SUPPLIED RECORDS =
■ ■ ■ ■

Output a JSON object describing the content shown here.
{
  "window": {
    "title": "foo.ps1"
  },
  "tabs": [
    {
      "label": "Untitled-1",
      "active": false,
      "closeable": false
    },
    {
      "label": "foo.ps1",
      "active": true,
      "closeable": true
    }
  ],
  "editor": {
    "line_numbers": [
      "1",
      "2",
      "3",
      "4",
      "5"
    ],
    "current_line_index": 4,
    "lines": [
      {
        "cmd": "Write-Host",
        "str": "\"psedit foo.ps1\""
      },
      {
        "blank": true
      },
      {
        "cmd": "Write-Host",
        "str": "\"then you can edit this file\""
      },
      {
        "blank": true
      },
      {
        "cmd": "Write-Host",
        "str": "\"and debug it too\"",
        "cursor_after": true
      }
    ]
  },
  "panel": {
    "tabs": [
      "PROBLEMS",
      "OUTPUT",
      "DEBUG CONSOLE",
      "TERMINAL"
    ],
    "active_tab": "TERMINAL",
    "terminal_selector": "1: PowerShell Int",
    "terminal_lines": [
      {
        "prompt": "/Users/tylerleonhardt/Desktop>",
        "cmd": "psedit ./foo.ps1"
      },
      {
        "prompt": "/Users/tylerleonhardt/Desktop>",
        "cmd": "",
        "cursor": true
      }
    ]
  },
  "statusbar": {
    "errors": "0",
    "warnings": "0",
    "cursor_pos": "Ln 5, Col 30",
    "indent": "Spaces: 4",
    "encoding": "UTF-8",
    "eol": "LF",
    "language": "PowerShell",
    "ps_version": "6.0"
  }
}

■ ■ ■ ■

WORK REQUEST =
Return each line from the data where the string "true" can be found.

SOLUTION FOR THIS TASK =
      "active": true,
      "closeable": true
        "blank": true
        "blank": true
        "cursor_after": true
        "cursor": true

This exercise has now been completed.